TB diagnosis bursts bubble of complacency

A small bump goes a long way.

A thin silver needle punctures an extended forearm.  A small injection occurs, immediately leaving a small bubble on the surface of the skin. It is now time to wait 72 hours, where a bump or flat surface is the difference between graduating or not graduating.

Monica Lin is a third-year student in the Early Childhood Education program at Ryerson University.  To ensure the safety of the children she would be working with each winter semester, a tuberculosis test is administered every two years.  This year, a small, unwanted bump on her forearm stopped her from completing another successful year.

“I was sitting on the bus a few days after I had done the TB test,” Lin said.  “I looked at my arm and what should have been a little dot, was a purple bump.  I knew something was wrong.”

Lin tested positive for a tuberculosis infection.  This infection could potentially push her goal of helping children aside.  What’s more she has to endure it without her family.

“My whole family is in Taiwan,” Lin said.  “I never thought that this would happen.  All I wanted to do when I found out was to be back home.”

According to the Toronto Public Health website, tuberculosis (TB) is a contagious disease caused by TB bacteria that usually attack the lungs.

Elizabeth Wilhelm, a nurse for the Tuberculosis Prevention and Control Program, explained the importance of getting tested for tuberculosis when working with children.

“Tuberculosis is highly contagious when active, and children have weak immune systems,” Wilhelm said.  “It can spread from their lungs to their brain in a short amount of time, and can be fatal.”

When working with children on a daily basis, it is necessary to get tested every two years to ensure their safety, she said.

The field placement that Lin’s program offers every winter semester was put on hold as she took the necessary precautions to make sure her infection doesn’t become active.

“One third of the world’s population carries the tuberculosis infection,” Wilhelm said.  “10 per cent of those carriers will have the infection become a disease.”

A chest x-ray showed that Lin carried the inactive infection. Consequently she had to begin taking antibiotics daily to keep the TB infection dormant.

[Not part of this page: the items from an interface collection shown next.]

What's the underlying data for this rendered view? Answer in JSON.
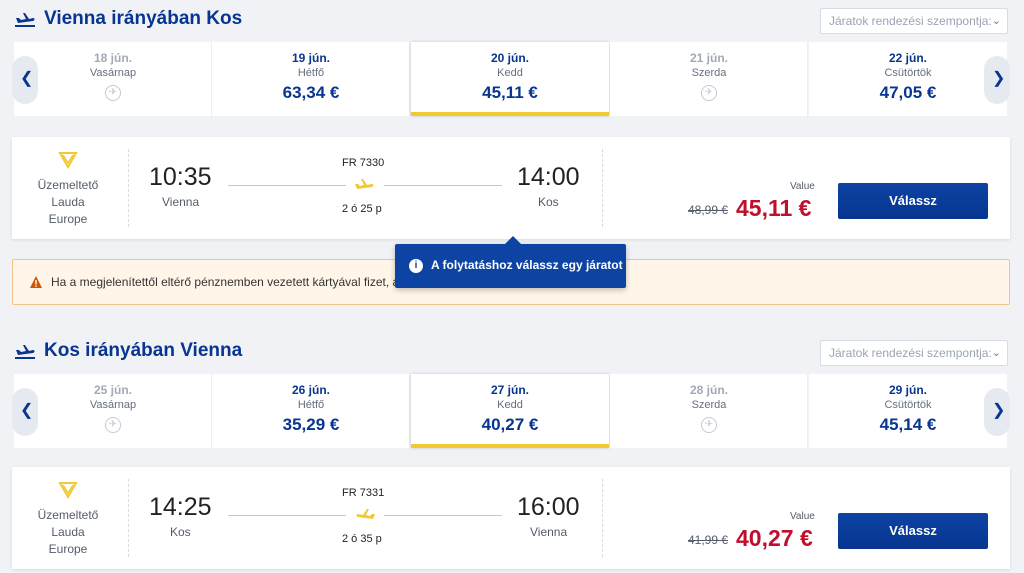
{
  "outbound": {
    "title": "Vienna irányában Kos",
    "sort_placeholder": "Járatok rendezési szempontja:",
    "dates": [
      {
        "date": "18 jún.",
        "weekday": "Vasárnap",
        "price": "",
        "available": false
      },
      {
        "date": "19 jún.",
        "weekday": "Hétfő",
        "price": "63,34 €",
        "available": true
      },
      {
        "date": "20 jún.",
        "weekday": "Kedd",
        "price": "45,11 €",
        "available": true,
        "selected": true
      },
      {
        "date": "21 jún.",
        "weekday": "Szerda",
        "price": "",
        "available": false
      },
      {
        "date": "22 jún.",
        "weekday": "Csütörtök",
        "price": "47,05 €",
        "available": true
      }
    ],
    "flight": {
      "operator_label": "Üzemeltető",
      "operator_name_1": "Lauda",
      "operator_name_2": "Europe",
      "dep_time": "10:35",
      "dep_city": "Vienna",
      "flight_number": "FR 7330",
      "duration": "2 ó 25 p",
      "arr_time": "14:00",
      "arr_city": "Kos",
      "fare_label": "Value",
      "old_price": "48,99 €",
      "price": "45,11 €",
      "button_label": "Válassz"
    }
  },
  "warning": {
    "text": "Ha a megjelenítettől eltérő pénznemben vezetett kártyával fizet, a"
  },
  "tooltip": {
    "text": "A folytatáshoz válassz egy járatot"
  },
  "inbound": {
    "title": "Kos irányában Vienna",
    "sort_placeholder": "Járatok rendezési szempontja:",
    "dates": [
      {
        "date": "25 jún.",
        "weekday": "Vasárnap",
        "price": "",
        "available": false
      },
      {
        "date": "26 jún.",
        "weekday": "Hétfő",
        "price": "35,29 €",
        "available": true
      },
      {
        "date": "27 jún.",
        "weekday": "Kedd",
        "price": "40,27 €",
        "available": true,
        "selected": true
      },
      {
        "date": "28 jún.",
        "weekday": "Szerda",
        "price": "",
        "available": false
      },
      {
        "date": "29 jún.",
        "weekday": "Csütörtök",
        "price": "45,14 €",
        "available": true
      }
    ],
    "flight": {
      "operator_label": "Üzemeltető",
      "operator_name_1": "Lauda",
      "operator_name_2": "Europe",
      "dep_time": "14:25",
      "dep_city": "Kos",
      "flight_number": "FR 7331",
      "duration": "2 ó 35 p",
      "arr_time": "16:00",
      "arr_city": "Vienna",
      "fare_label": "Value",
      "old_price": "41,99 €",
      "price": "40,27 €",
      "button_label": "Válassz"
    }
  },
  "colors": {
    "brand_blue": "#073590",
    "accent_yellow": "#f1c933",
    "price_red": "#c00f2a"
  }
}
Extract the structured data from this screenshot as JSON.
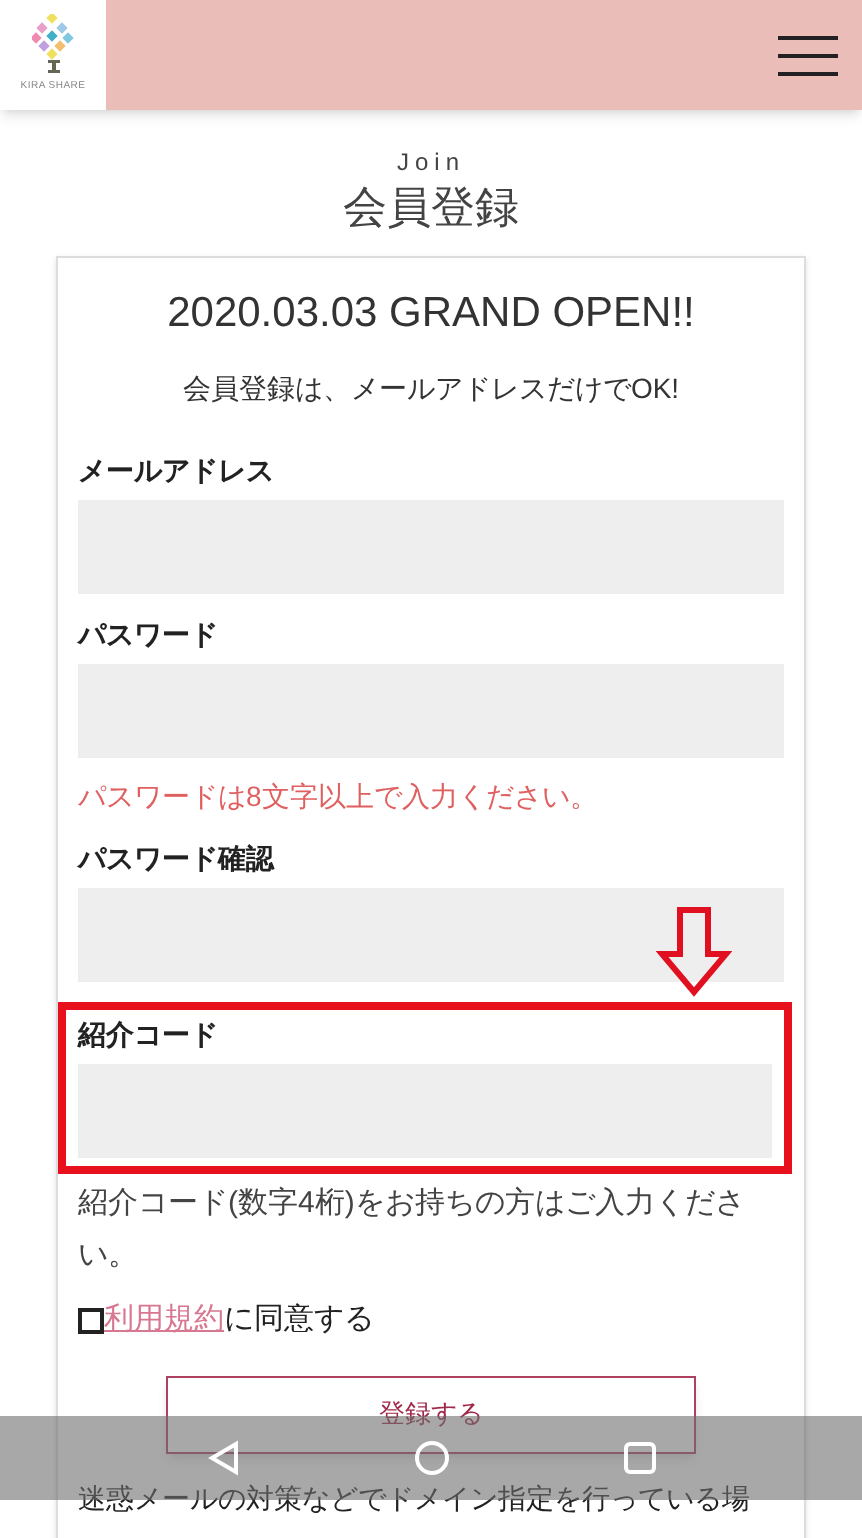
{
  "header": {
    "logo_text": "KIRA SHARE"
  },
  "page_title": {
    "eyebrow": "Join",
    "title": "会員登録"
  },
  "card": {
    "headline": "2020.03.03 GRAND OPEN!!",
    "intro": "会員登録は、メールアドレスだけでOK!",
    "fields": [
      {
        "label": "メールアドレス",
        "highlighted": false
      },
      {
        "label": "パスワード",
        "error": "パスワードは8文字以上で入力ください。",
        "highlighted": false
      },
      {
        "label": "パスワード確認",
        "highlighted": false
      },
      {
        "label": "紹介コード",
        "highlighted": true
      }
    ],
    "note": "紹介コード(数字4桁)をお持ちの方はご入力ください。",
    "agree": {
      "checked": false,
      "link": "利用規約",
      "text": "に同意する"
    },
    "submit": "登録する",
    "footer_text": "迷惑メールの対策などでドメイン指定を行っている場"
  }
}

“It’s hard for me to take the pills the same time, every day,” Lin said. “I have school, work and a social life. I know it is for the best, but it is tedious.”

Lin’s mother Ya-Wen Jun is a youth care worker in Taiwan. She was one of the reasons that Lin decided to apply to the Early Childhood Education Program at Ryerson University.

“My mom worked hard to help other people,” Lin said.  “I used to go with her to various shelters.  I can still remember how attached the children were to her.”

While Jun is doing what she can to help her daughter get by, she does not lose hope.

“I am sad for my daughter,” Jun said.  “God gave (her) a battle to fight, and I know she will win.”

Lin’s diagnosis raised the awareness of TB within her family. Lin had called her father, Shin-Hua Lin, in Taiwan, and insisted that they get tested.

“I don’t know how I got TB,” Lin said. “I think it may have been from when I was in Taiwan. My first thought was to get my family to do the tests too.”

Lin’s father and her two brothers, Peter and Quintin Lin, all tested positive for the tuberculosis infection.

“If Monica did not do the test, my whole family (would) have the infection and not know,” Jun said.

It’s unclear how the majority of Lin’s family carry the tuberculosis bacterial infection.  Wilhelm said that it may originate in their home country.

“The risk of contracting TB is especially high in a country like Taiwan where there is a high percentage of TB carriers,” Wilhelm said. “It is spread through airborne transmission.”

Despite her infection, Lin feels that it is a blessing in disguise of sorts.

“I would rather be diagnosed with the TB infection than to live my life without knowing,” Lin said. “I will be OK in the long run, and I am glad that now my family will be too.  Who knows what would have happened if I didn’t do the test?”

TB infection is treatable as long as the medication is taken daily for six to 12 months, Wilhelm said. As for Lin, she is able to take part in an international field placement in Taiwan this May, when she will be working at a children’s shelter, to make up for lost time.

She hopes to  graduate from Ryerson University next year, and plans to pursue a career working with children in Taiwan.